(Items from a data source)

>>

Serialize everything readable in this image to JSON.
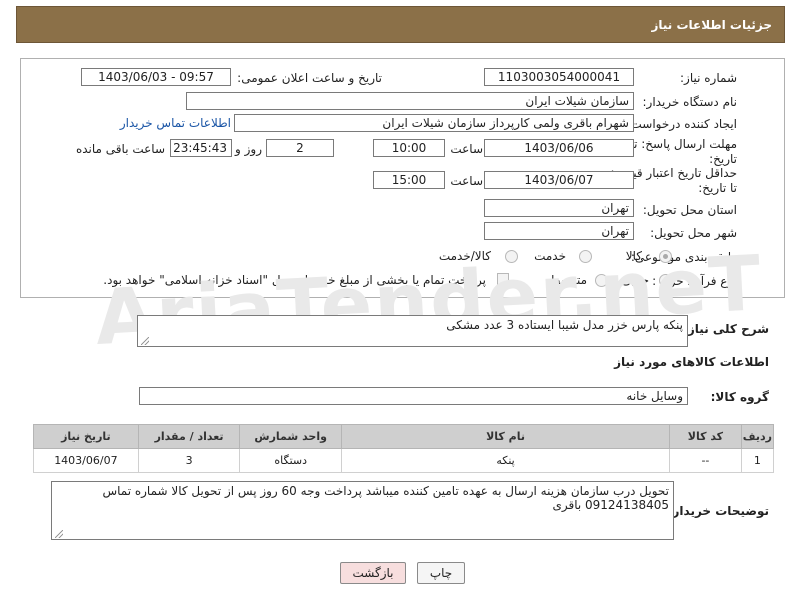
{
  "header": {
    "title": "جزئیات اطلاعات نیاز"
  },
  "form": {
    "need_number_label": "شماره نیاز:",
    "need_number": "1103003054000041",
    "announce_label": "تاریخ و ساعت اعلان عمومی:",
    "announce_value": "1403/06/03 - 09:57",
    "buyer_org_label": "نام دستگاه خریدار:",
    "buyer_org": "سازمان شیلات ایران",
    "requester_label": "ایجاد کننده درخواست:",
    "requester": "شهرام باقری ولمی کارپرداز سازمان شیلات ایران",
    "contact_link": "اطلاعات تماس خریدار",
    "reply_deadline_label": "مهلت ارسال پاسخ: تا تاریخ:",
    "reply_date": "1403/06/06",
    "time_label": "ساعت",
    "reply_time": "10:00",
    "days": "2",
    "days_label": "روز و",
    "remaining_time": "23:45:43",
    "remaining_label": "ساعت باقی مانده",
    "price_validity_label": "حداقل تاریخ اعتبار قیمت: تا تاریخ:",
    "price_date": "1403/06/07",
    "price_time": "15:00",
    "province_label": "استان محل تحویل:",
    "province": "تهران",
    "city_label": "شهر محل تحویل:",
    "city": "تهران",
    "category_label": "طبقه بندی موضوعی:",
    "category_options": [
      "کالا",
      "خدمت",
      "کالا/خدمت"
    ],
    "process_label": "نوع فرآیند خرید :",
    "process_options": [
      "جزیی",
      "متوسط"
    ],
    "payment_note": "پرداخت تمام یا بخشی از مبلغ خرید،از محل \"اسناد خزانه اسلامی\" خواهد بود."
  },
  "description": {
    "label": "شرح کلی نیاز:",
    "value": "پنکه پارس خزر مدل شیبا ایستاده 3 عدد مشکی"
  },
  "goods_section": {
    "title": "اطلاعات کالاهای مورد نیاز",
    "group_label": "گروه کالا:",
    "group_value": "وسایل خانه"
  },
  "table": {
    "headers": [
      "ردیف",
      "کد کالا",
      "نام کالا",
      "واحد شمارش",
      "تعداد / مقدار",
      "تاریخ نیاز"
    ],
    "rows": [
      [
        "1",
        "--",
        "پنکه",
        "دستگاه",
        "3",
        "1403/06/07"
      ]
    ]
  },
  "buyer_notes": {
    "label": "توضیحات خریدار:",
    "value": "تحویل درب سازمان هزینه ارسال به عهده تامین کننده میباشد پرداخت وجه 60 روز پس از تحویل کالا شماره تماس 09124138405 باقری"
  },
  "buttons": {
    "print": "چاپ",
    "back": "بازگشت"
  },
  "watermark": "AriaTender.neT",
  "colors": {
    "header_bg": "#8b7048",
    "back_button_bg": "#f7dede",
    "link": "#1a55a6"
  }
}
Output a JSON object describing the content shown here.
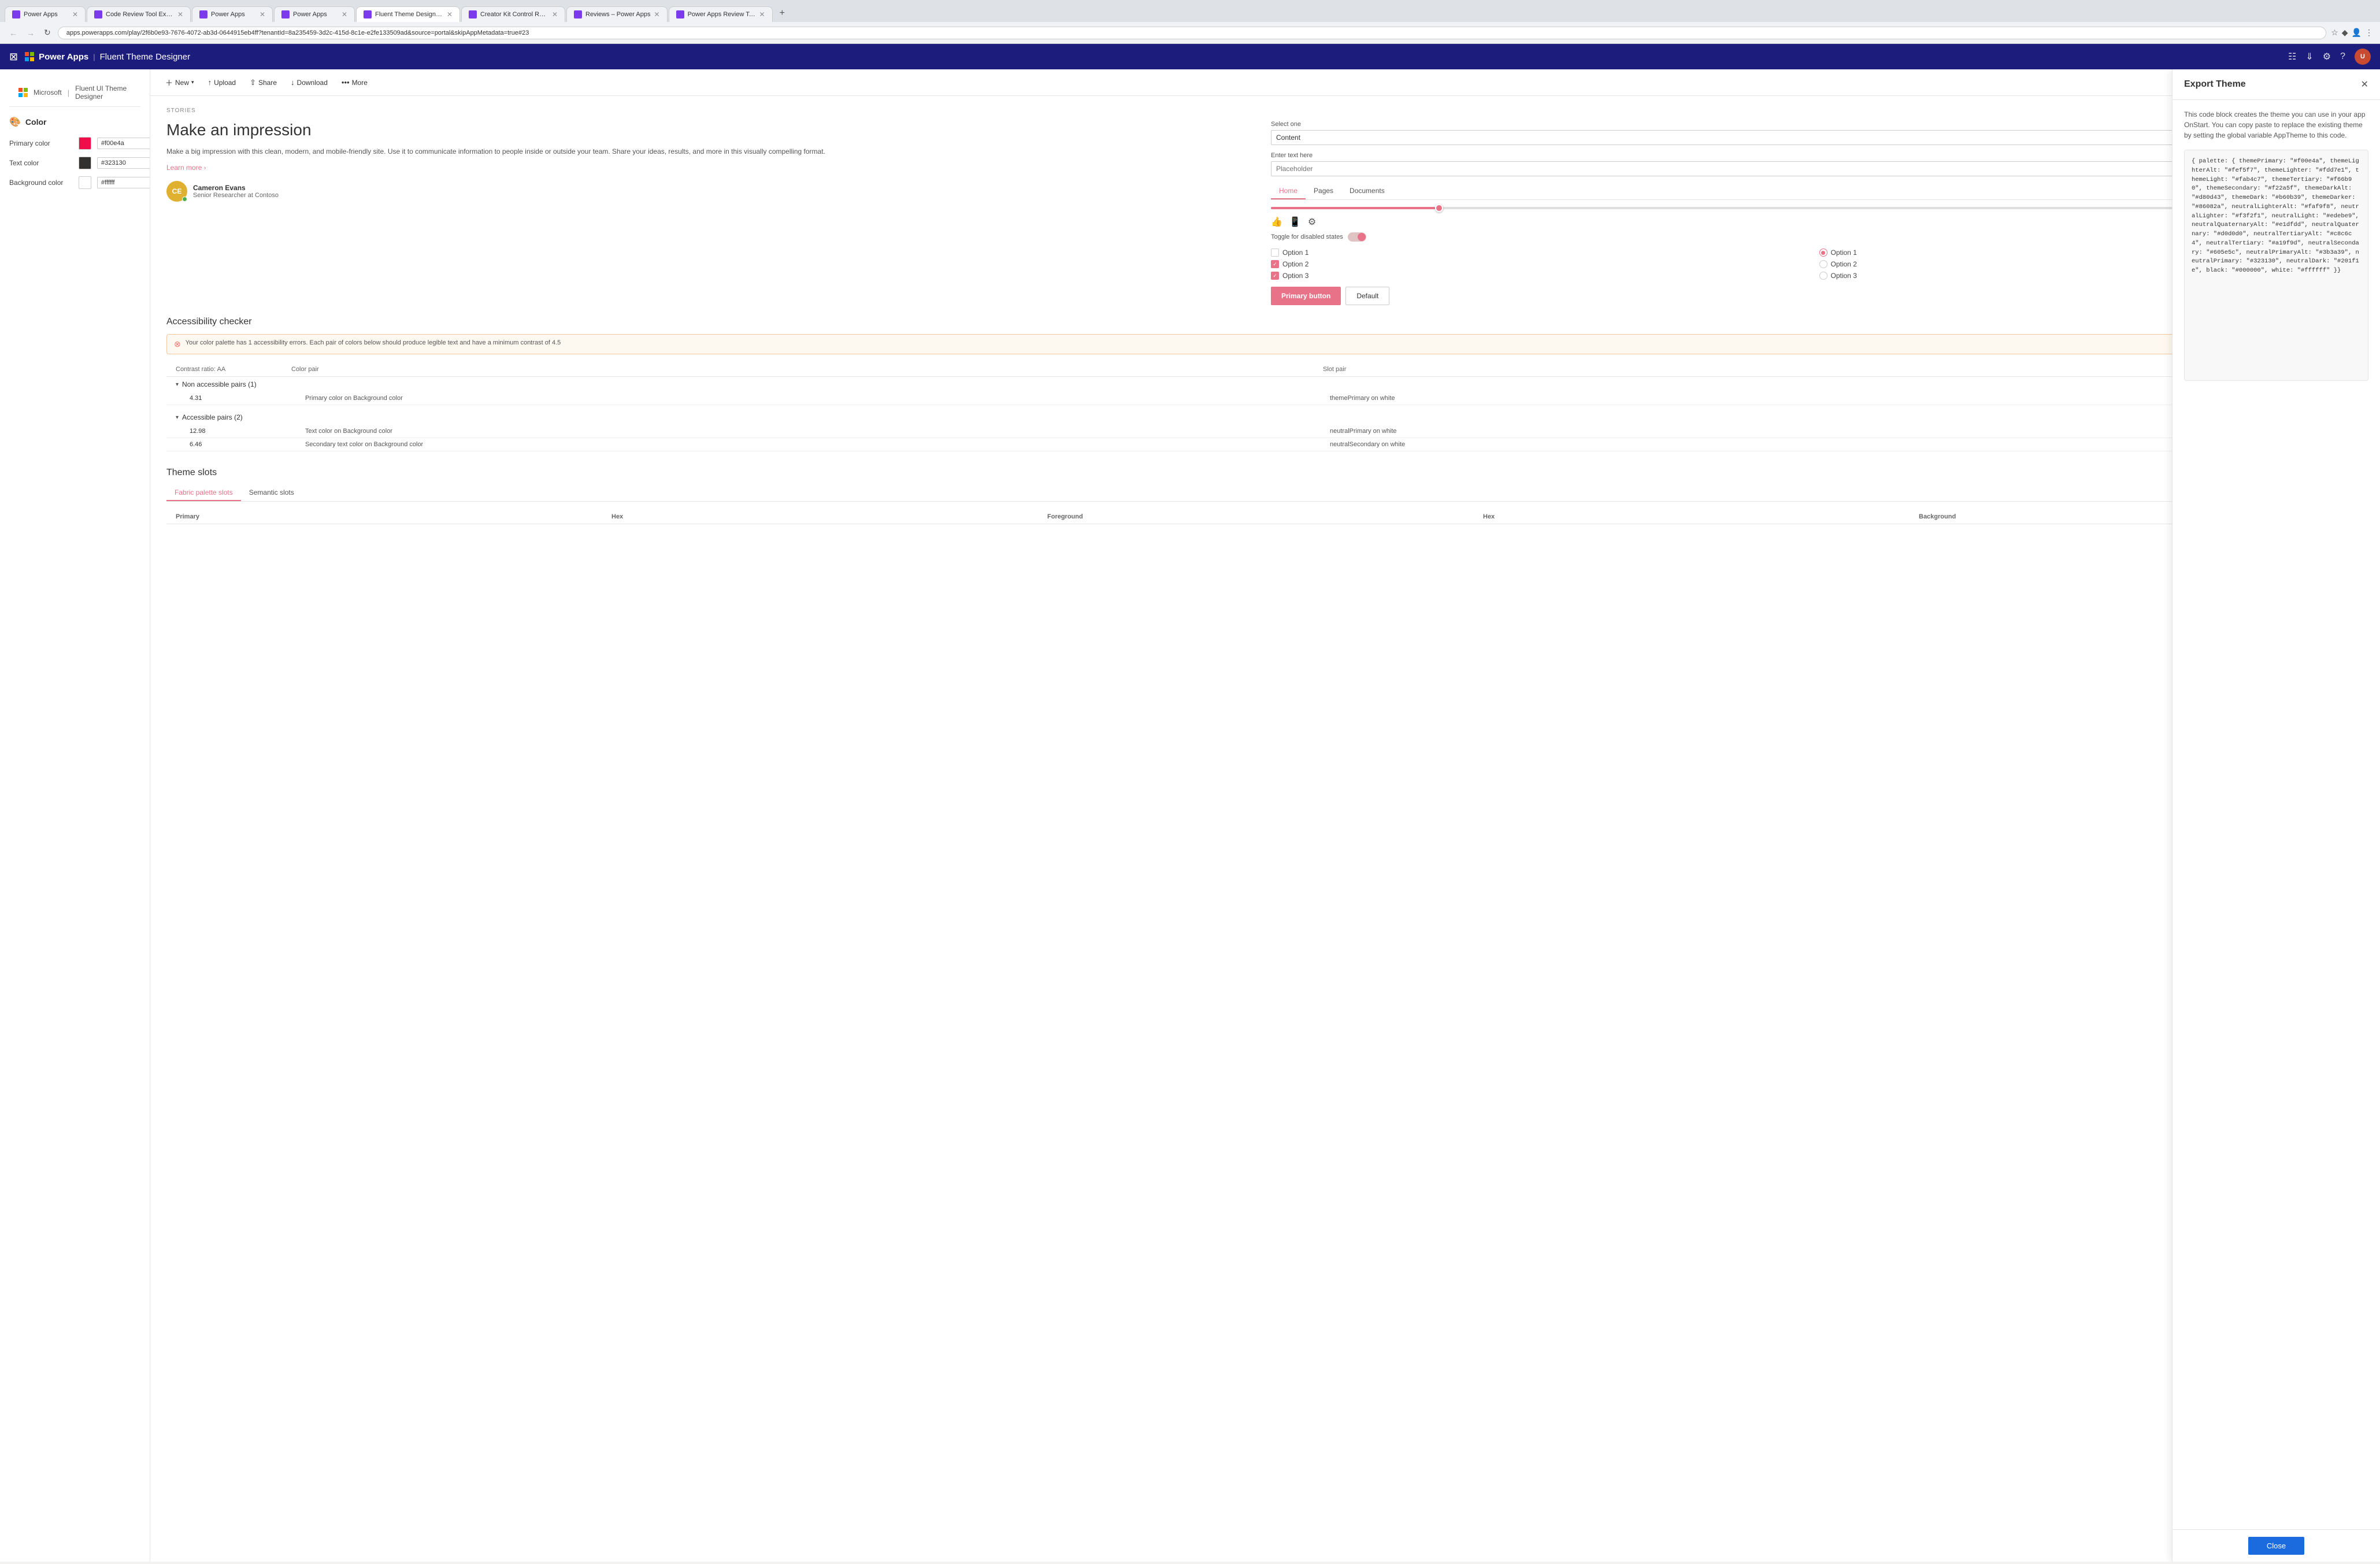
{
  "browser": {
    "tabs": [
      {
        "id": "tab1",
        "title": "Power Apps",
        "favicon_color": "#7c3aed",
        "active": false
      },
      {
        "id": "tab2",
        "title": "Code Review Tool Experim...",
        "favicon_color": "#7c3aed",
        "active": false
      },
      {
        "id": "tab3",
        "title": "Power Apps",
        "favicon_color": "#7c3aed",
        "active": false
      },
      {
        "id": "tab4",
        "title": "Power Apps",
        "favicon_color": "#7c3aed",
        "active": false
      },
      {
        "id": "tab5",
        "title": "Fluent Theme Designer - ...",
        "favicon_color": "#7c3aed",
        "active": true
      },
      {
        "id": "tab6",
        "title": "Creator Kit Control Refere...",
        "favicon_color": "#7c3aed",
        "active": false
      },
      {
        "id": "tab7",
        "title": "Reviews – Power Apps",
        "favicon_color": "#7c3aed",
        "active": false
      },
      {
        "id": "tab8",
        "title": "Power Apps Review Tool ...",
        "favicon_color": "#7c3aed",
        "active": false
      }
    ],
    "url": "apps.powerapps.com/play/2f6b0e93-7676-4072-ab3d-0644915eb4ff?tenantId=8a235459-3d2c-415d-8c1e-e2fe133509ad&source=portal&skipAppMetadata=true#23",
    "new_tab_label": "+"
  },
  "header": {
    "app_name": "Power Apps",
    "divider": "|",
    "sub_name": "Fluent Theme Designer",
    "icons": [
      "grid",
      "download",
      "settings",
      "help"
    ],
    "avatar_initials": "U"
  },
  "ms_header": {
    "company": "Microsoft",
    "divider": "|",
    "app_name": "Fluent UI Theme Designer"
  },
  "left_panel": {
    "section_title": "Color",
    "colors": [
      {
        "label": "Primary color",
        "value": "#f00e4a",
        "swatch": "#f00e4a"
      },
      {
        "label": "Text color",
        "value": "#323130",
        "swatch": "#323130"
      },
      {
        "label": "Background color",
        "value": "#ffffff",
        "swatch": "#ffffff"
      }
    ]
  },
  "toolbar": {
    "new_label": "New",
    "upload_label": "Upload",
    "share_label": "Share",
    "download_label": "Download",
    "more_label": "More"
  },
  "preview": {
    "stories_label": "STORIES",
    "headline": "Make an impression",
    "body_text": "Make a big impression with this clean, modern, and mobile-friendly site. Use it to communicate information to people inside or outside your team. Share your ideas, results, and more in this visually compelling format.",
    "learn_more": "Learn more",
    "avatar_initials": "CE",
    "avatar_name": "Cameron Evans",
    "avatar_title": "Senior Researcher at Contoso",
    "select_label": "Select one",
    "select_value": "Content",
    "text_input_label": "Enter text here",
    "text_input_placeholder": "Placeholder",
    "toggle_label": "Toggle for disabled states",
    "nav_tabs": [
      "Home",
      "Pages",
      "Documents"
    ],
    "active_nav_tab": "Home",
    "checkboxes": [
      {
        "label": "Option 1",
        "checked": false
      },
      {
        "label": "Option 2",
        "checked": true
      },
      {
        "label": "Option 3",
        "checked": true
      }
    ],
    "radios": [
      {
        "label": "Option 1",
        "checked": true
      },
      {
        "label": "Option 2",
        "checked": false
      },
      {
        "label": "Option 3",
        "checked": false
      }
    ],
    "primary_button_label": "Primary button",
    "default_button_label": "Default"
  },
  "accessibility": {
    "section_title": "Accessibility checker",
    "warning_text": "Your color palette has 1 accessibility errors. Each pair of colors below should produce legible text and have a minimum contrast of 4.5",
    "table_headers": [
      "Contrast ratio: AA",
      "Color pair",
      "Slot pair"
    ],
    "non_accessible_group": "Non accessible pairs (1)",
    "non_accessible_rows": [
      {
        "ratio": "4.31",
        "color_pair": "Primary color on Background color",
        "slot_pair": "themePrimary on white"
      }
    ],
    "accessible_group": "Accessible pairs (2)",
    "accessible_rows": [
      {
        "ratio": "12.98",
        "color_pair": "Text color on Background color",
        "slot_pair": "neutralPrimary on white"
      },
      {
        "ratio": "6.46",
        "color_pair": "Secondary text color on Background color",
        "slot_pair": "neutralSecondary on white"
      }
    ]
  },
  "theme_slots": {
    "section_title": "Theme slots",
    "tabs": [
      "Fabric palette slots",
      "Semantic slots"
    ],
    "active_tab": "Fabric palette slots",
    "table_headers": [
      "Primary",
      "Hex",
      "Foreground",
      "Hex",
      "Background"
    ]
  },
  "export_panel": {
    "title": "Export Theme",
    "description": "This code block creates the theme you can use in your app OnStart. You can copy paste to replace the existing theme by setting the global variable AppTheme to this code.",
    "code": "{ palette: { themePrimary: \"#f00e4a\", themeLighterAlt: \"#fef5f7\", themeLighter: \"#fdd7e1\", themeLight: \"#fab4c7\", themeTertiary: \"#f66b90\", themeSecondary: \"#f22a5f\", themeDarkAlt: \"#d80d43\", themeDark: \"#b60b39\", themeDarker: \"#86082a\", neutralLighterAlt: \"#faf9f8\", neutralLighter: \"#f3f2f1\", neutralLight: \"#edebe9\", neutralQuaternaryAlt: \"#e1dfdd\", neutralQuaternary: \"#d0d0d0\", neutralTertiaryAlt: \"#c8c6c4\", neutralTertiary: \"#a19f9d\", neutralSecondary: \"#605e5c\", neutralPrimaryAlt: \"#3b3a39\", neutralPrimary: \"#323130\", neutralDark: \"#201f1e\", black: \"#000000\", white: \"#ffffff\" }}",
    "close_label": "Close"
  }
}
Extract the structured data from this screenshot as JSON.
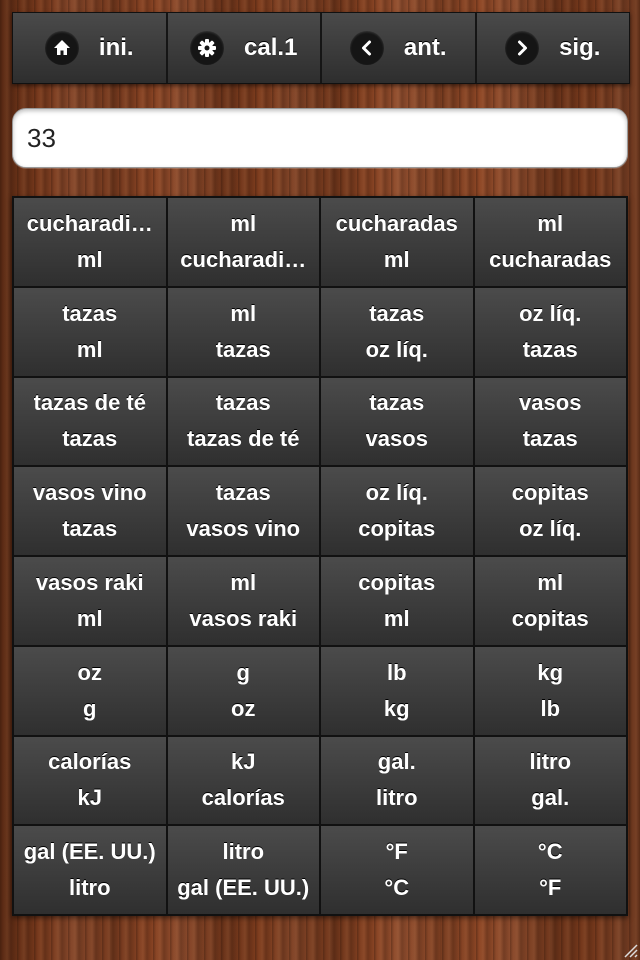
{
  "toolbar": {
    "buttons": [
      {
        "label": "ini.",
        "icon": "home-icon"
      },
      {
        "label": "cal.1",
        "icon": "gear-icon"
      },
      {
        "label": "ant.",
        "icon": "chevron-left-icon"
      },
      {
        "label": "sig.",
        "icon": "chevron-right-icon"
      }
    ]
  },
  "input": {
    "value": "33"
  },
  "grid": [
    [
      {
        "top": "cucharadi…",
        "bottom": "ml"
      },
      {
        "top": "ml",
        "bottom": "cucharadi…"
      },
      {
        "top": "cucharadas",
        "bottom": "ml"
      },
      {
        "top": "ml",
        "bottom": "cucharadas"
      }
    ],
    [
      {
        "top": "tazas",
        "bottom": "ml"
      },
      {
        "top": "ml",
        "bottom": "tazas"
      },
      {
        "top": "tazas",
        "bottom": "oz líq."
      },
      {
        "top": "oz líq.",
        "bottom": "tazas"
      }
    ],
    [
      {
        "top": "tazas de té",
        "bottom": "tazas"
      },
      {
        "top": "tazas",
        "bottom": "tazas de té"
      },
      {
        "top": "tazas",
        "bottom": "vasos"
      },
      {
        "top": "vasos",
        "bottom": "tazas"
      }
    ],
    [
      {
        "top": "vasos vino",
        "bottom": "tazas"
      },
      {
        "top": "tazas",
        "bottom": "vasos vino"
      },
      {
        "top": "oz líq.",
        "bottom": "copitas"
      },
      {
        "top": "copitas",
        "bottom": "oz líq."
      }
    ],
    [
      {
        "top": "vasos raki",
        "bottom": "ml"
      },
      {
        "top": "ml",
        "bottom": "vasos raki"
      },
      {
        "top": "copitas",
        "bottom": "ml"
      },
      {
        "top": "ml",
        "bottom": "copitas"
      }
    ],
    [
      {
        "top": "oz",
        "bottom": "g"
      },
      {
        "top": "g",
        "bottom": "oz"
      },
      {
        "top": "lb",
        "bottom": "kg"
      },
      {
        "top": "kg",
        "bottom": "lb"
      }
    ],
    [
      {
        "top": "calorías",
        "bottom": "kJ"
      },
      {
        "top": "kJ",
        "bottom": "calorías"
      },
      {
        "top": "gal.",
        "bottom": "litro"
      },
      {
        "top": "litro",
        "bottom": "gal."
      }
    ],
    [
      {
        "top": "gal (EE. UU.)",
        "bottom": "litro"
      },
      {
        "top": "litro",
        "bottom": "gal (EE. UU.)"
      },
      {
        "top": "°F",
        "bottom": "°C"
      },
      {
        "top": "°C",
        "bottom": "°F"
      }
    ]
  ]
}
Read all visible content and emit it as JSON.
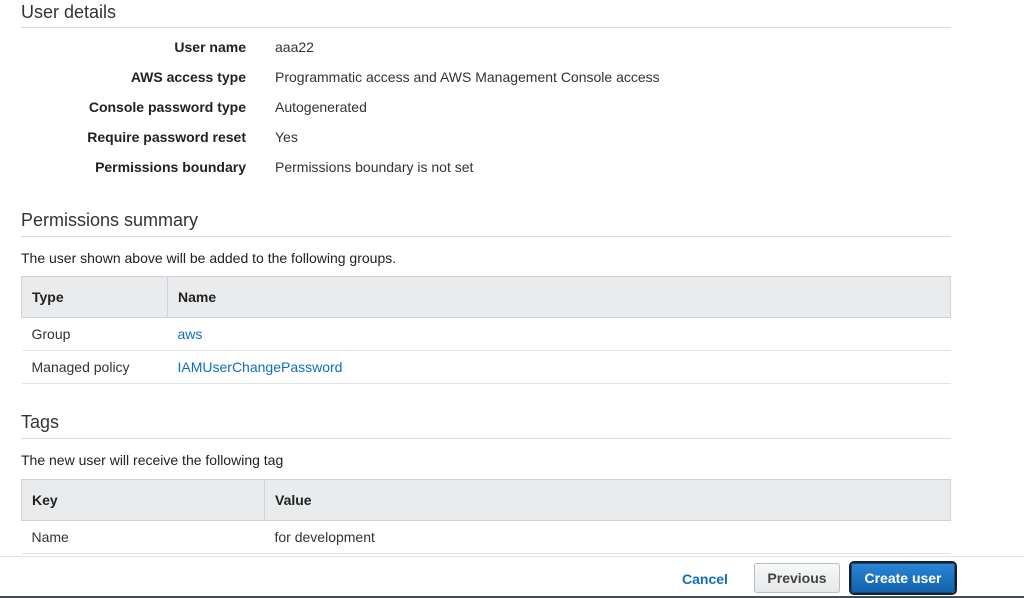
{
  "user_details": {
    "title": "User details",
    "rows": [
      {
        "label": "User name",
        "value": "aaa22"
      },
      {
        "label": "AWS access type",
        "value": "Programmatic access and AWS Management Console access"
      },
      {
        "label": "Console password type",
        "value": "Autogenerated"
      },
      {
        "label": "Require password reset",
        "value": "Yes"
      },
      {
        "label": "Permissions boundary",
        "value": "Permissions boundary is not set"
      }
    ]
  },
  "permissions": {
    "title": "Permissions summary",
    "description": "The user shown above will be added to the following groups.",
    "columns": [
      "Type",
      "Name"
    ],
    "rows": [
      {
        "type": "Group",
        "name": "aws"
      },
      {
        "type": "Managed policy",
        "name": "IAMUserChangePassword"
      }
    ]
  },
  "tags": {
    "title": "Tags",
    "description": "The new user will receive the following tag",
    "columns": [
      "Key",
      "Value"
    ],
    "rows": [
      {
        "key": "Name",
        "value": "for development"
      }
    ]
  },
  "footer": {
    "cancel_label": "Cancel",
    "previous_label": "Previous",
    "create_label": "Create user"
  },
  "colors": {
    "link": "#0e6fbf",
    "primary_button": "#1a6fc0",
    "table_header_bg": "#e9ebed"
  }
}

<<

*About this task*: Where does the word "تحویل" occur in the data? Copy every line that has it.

*Solved exercise*:
    "province_label": "استان محل تحویل:",
    "city_label": "شهر محل تحویل:",
    "value": "تحویل درب سازمان هزینه ارسال به عهده تامین کننده میباشد پرداخت وجه 60 روز پس از تحویل کالا شماره تماس 09124138405 باقری"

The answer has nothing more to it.